However, “there’s no hard stop in hiring,” says Sanam Rawal, Partner at Passion Connect, the HR advisory firm of Blume Ventures. “But there’s definitely a slowdown to re-strategise,” she adds. Rawal, who is currently hiring for 370 roles, sees a bounceback in two-three months, if external factors do not worsen. On Naukri.com, searches by start-up recruiters jumped 54 per cent during April-June 2022 compared to a year ago. In June, Naukri recorded over 1.5 million searches, a jump of 59 per cent compared to a year ago, as per data shared with BT.

Salaries are also getting pruned. “There may be 20-30 per cent salary cuts in a few jobs. Those who got overpaid are at risk. In a lot of cases, people jumped from Rs 50-60 lakh to Rs 1.2-1.4 crore. Now they are on the lookout for jobs, as it is highly likely that their companies are under stress.

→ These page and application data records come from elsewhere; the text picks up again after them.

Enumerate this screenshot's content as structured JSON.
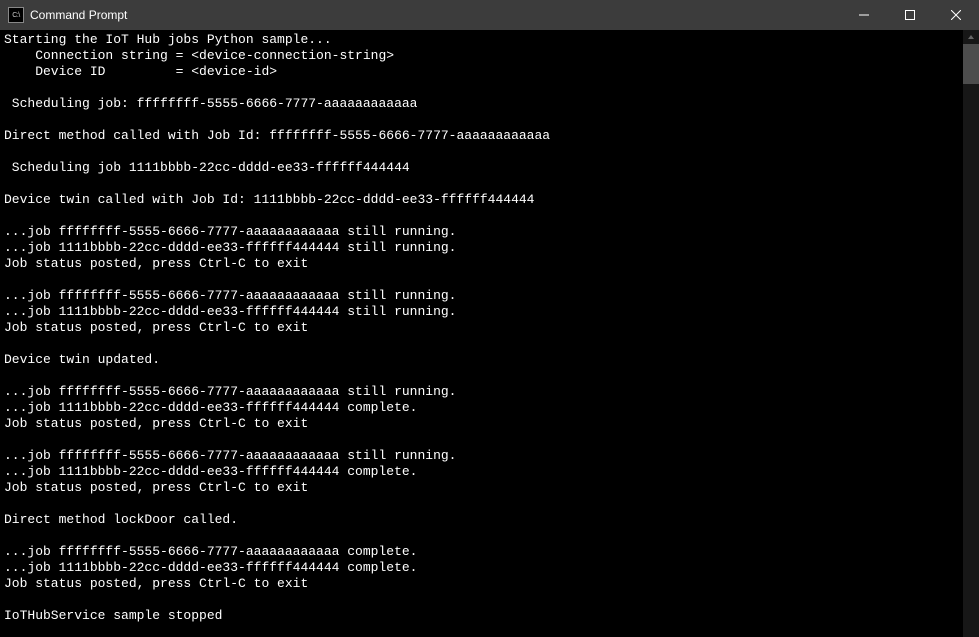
{
  "window": {
    "title": "Command Prompt",
    "icon_text": "C:\\"
  },
  "terminal": {
    "lines": [
      "Starting the IoT Hub jobs Python sample...",
      "    Connection string = <device-connection-string>",
      "    Device ID         = <device-id>",
      "",
      " Scheduling job: ffffffff-5555-6666-7777-aaaaaaaaaaaa",
      "",
      "Direct method called with Job Id: ffffffff-5555-6666-7777-aaaaaaaaaaaa",
      "",
      " Scheduling job 1111bbbb-22cc-dddd-ee33-ffffff444444",
      "",
      "Device twin called with Job Id: 1111bbbb-22cc-dddd-ee33-ffffff444444",
      "",
      "...job ffffffff-5555-6666-7777-aaaaaaaaaaaa still running.",
      "...job 1111bbbb-22cc-dddd-ee33-ffffff444444 still running.",
      "Job status posted, press Ctrl-C to exit",
      "",
      "...job ffffffff-5555-6666-7777-aaaaaaaaaaaa still running.",
      "...job 1111bbbb-22cc-dddd-ee33-ffffff444444 still running.",
      "Job status posted, press Ctrl-C to exit",
      "",
      "Device twin updated.",
      "",
      "...job ffffffff-5555-6666-7777-aaaaaaaaaaaa still running.",
      "...job 1111bbbb-22cc-dddd-ee33-ffffff444444 complete.",
      "Job status posted, press Ctrl-C to exit",
      "",
      "...job ffffffff-5555-6666-7777-aaaaaaaaaaaa still running.",
      "...job 1111bbbb-22cc-dddd-ee33-ffffff444444 complete.",
      "Job status posted, press Ctrl-C to exit",
      "",
      "Direct method lockDoor called.",
      "",
      "...job ffffffff-5555-6666-7777-aaaaaaaaaaaa complete.",
      "...job 1111bbbb-22cc-dddd-ee33-ffffff444444 complete.",
      "Job status posted, press Ctrl-C to exit",
      "",
      "IoTHubService sample stopped"
    ]
  }
}
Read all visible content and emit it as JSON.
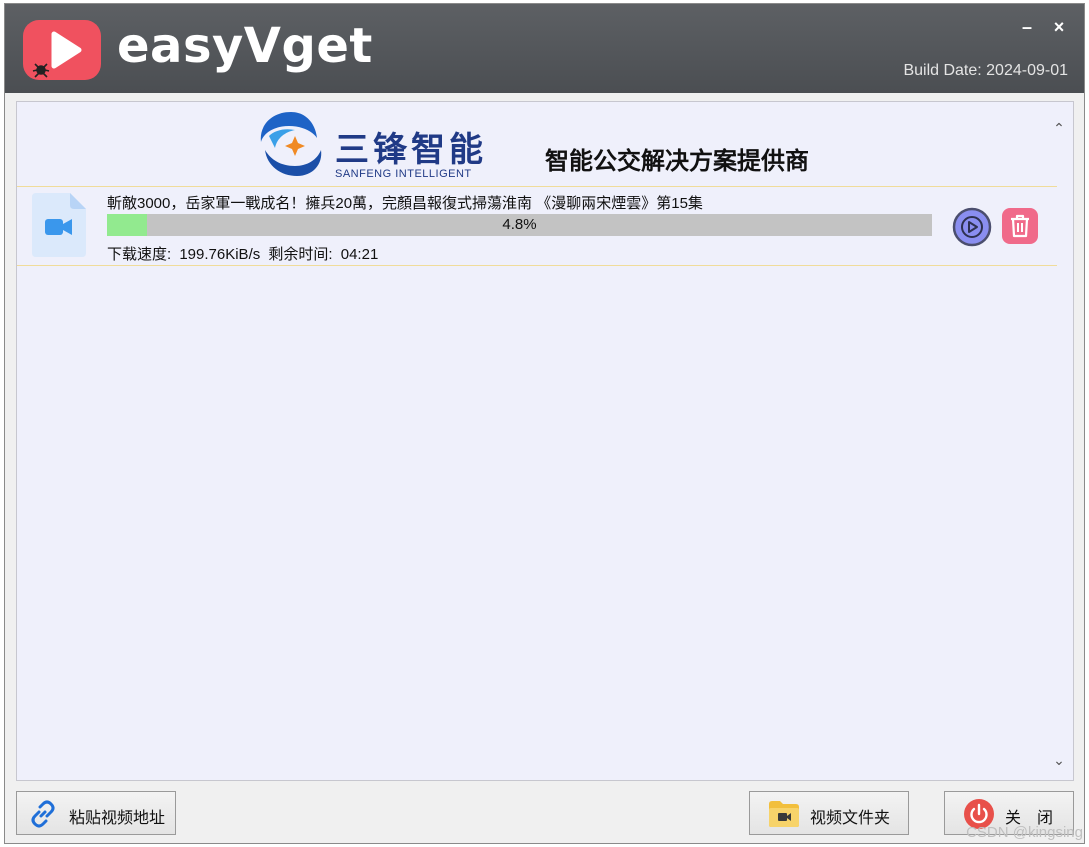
{
  "app": {
    "title": "easyVget",
    "build_date": "Build Date: 2024-09-01",
    "minimize_label": "–",
    "close_label": "×"
  },
  "banner": {
    "brand_cn": "三锋智能",
    "brand_en": "SANFENG INTELLIGENT",
    "slogan": "智能公交解决方案提供商"
  },
  "download": {
    "title": "斬敵3000，岳家軍一戰成名！擁兵20萬，完顏昌報復式掃蕩淮南 《漫聊兩宋煙雲》第15集",
    "progress_fraction": 0.048,
    "progress_text": "4.8%",
    "speed_label": "下载速度:",
    "speed_value": "199.76KiB/s",
    "remaining_label": "剩余时间:",
    "remaining_value": "04:21"
  },
  "buttons": {
    "paste": "粘贴视频地址",
    "folder": "视频文件夹",
    "close": "关　闭"
  },
  "watermark": "CSDN @kingsing",
  "colors": {
    "title_bar": "#4f5256",
    "logo_red": "#f0515f",
    "content_bg": "#eff0fb",
    "progress_fill": "#92ea8f",
    "progress_track": "#c3c3c3",
    "play_accent": "#8a8ef0",
    "delete_accent": "#f06a8a"
  },
  "icons": {
    "app_logo": "play-logo-icon",
    "file": "video-file-icon",
    "play": "play-circle-icon",
    "delete": "trash-icon",
    "paste": "link-icon",
    "folder": "video-folder-icon",
    "close": "power-icon"
  }
}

They will have to take [pay] cuts,” says Careernet’s Das. Hari of Artha says both start-ups and candidates are becoming more realistic. “Candidates are realising that start-ups are not just sugar and honey but entail reasonable risk that they were not prepared for.” Besides, experts agree that increments are also likely to be muted. Even tech professionals will find it hard to earn 30-50 per cent hikes.

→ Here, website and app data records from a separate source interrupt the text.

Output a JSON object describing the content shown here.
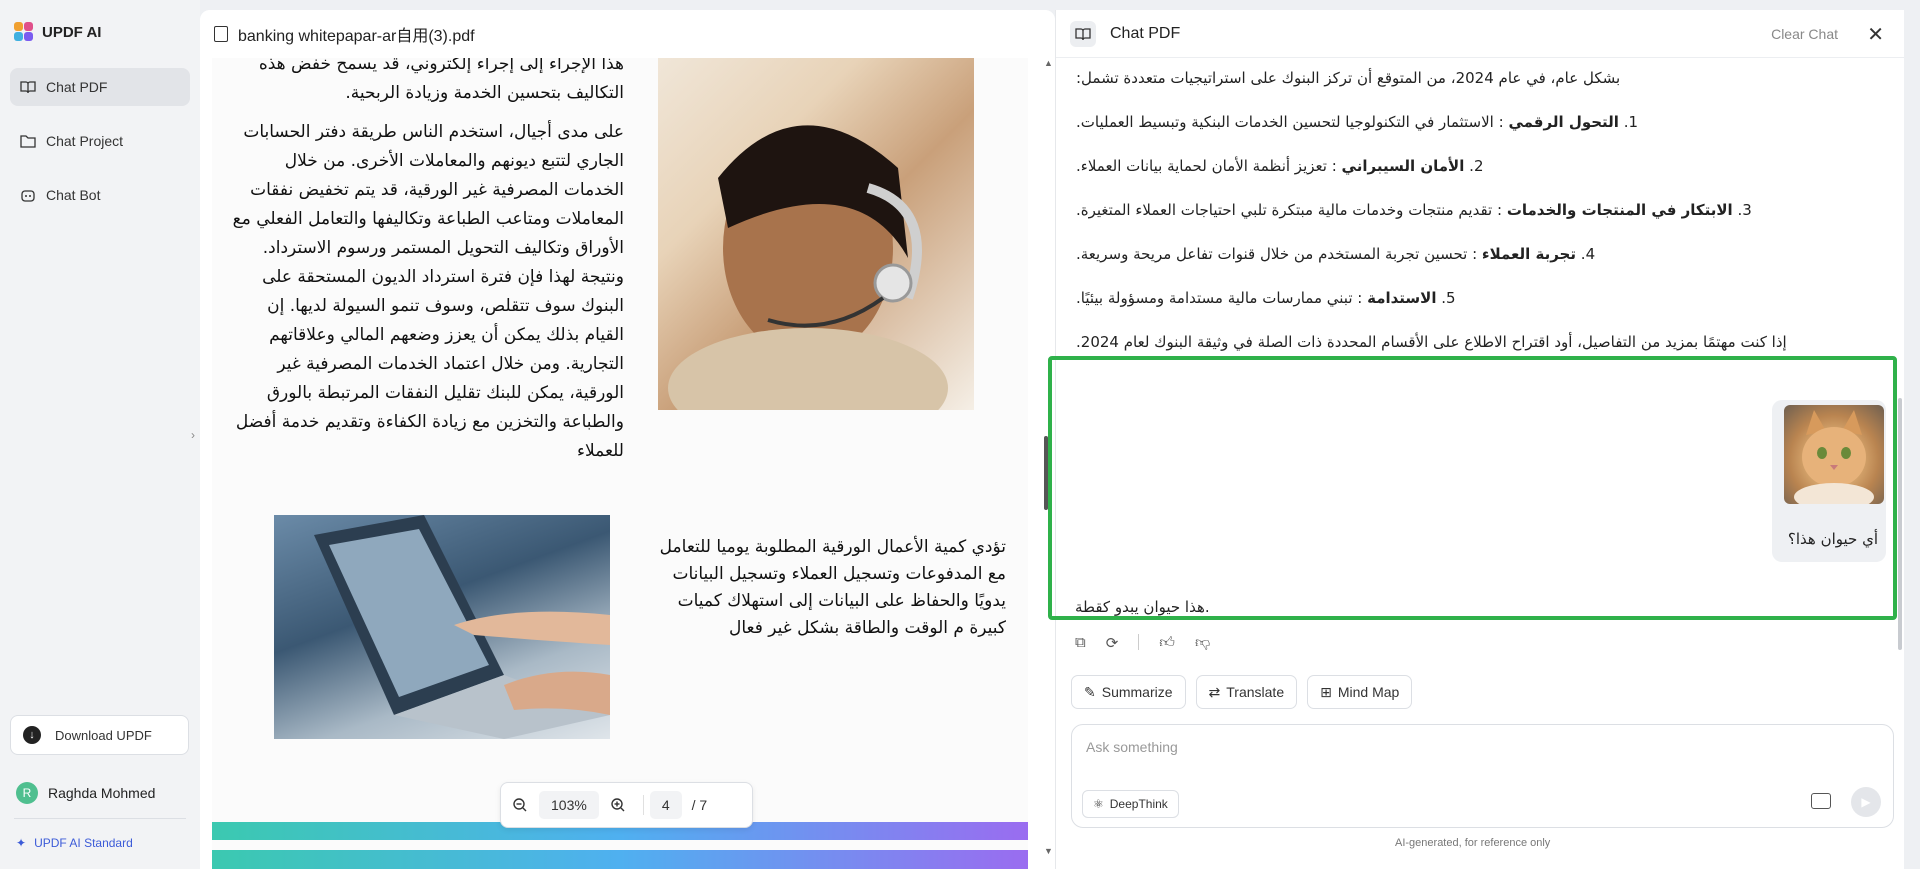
{
  "sidebar": {
    "app_name": "UPDF AI",
    "items": [
      {
        "label": "Chat PDF",
        "icon": "book-icon"
      },
      {
        "label": "Chat Project",
        "icon": "folder-icon"
      },
      {
        "label": "Chat Bot",
        "icon": "bot-icon"
      }
    ],
    "download_label": "Download UPDF",
    "user_initial": "R",
    "user_name": "Raghda Mohmed",
    "plan_label": "UPDF AI Standard"
  },
  "viewer": {
    "file_name": "banking whitepapar-ar自用(3).pdf",
    "para_top": "هذا الإجراء إلى إجراء إلكتروني، قد يسمح خفض هذه التكاليف بتحسين الخدمة وزيادة الربحية.",
    "para_main": "على مدى أجيال، استخدم الناس طريقة دفتر الحسابات الجاري لتتبع ديونهم والمعاملات الأخرى. من خلال الخدمات المصرفية غير الورقية، قد يتم تخفيض نفقات المعاملات ومتاعب الطباعة وتكاليفها والتعامل الفعلي مع الأوراق وتكاليف التحويل المستمر ورسوم الاسترداد. ونتيجة لهذا فإن فترة استرداد الديون المستحقة على البنوك سوف تتقلص، وسوف تنمو السيولة لديها. إن القيام بذلك يمكن أن يعزز وضعهم المالي وعلاقاتهم التجارية. ومن خلال اعتماد الخدمات المصرفية غير الورقية، يمكن للبنك تقليل النفقات المرتبطة بالورق والطباعة والتخزين مع زيادة الكفاءة وتقديم خدمة أفضل للعملاء",
    "para_side": "تؤدي كمية الأعمال الورقية المطلوبة يوميا للتعامل مع المدفوعات وتسجيل العملاء وتسجيل البيانات يدويًا والحفاظ على البيانات إلى استهلاك كميات كبيرة م الوقت والطاقة بشكل غير فعال",
    "zoom": "103%",
    "page_current": "4",
    "page_total": "/ 7"
  },
  "chat": {
    "title": "Chat PDF",
    "clear_label": "Clear Chat",
    "intro": "بشكل عام، في عام 2024، من المتوقع أن تركز البنوك على استراتيجيات متعددة تشمل:",
    "items": [
      {
        "num": "1.",
        "bold": "التحول الرقمي",
        "text": " : الاستثمار في التكنولوجيا لتحسين الخدمات البنكية وتبسيط العمليات."
      },
      {
        "num": "2.",
        "bold": "الأمان السيبراني",
        "text": " : تعزيز أنظمة الأمان لحماية بيانات العملاء."
      },
      {
        "num": "3.",
        "bold": "الابتكار في المنتجات والخدمات",
        "text": " : تقديم منتجات وخدمات مالية مبتكرة تلبي احتياجات العملاء المتغيرة."
      },
      {
        "num": "4.",
        "bold": "تجربة العملاء",
        "text": " : تحسين تجربة المستخدم من خلال قنوات تفاعل مريحة وسريعة."
      },
      {
        "num": "5.",
        "bold": "الاستدامة",
        "text": " : تبني ممارسات مالية مستدامة ومسؤولة بيئيًا."
      }
    ],
    "closing": "إذا كنت مهتمًا بمزيد من التفاصيل، أود اقتراح الاطلاع على الأقسام المحددة ذات الصلة في وثيقة البنوك لعام 2024.",
    "user_question": "أي حيوان هذا؟",
    "answer": "هذا حيوان يبدو كقطة.",
    "quick_actions": [
      "Summarize",
      "Translate",
      "Mind Map"
    ],
    "input_placeholder": "Ask something",
    "deepthink_label": "DeepThink",
    "footnote": "AI-generated, for reference only"
  },
  "colors": {
    "highlight": "#2fb14a",
    "plan_text": "#3c5bd8",
    "avatar": "#4fbf8f"
  }
}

It just goes to show that risk appetite is required not just of entrepreneurs, but also of employees who want a slice of the start-up- and wealth creation pie. But it’s crucial to understand the start-up’s growth stage as well as the importance of the business function, experts say. According to them, new initiatives, exploratory functions and projects that are not crucial for the company’s near-term growth are the ones to be let go usually. Covid-19-induced projects and verticals that have no relevance any longer will also be discarded. Those in business functions such as sales, marketing, HR, operations and administration also have to evaluate how they can move forward in their current organisation, as big-ticket marketing spends get slashed and hiring turns conservative. “The revenue functions will never get affected even during lay-offs. Tech does not get touched at all because it is the core of the company,” adds Rawal.

For those considering joining a start-up, Rawal suggests that a mid-level employee should ideally be in such a venture for two-three years, before it reaches a cash-burn stage. “Spending three-four years in a growth-stage company not only gives you expansive experience of having an autonomous role but also the most wealth creation via ESOPs. The minute you go into a scaled-up start-up, there is a likelihood that it will reach a cash-burn stage and then the middle level will be largely removed in case of lay-offs.”

But Careernet’s Das suggests an even longer term of at least four-six years to really reap the benefits of working in a start-up. He sees the stop-and-go approach as the core reason why some companies and employees are in trouble. “Start-ups are not a 20-20 game. It’s a wrong notion people have built up.”

@SaysVidya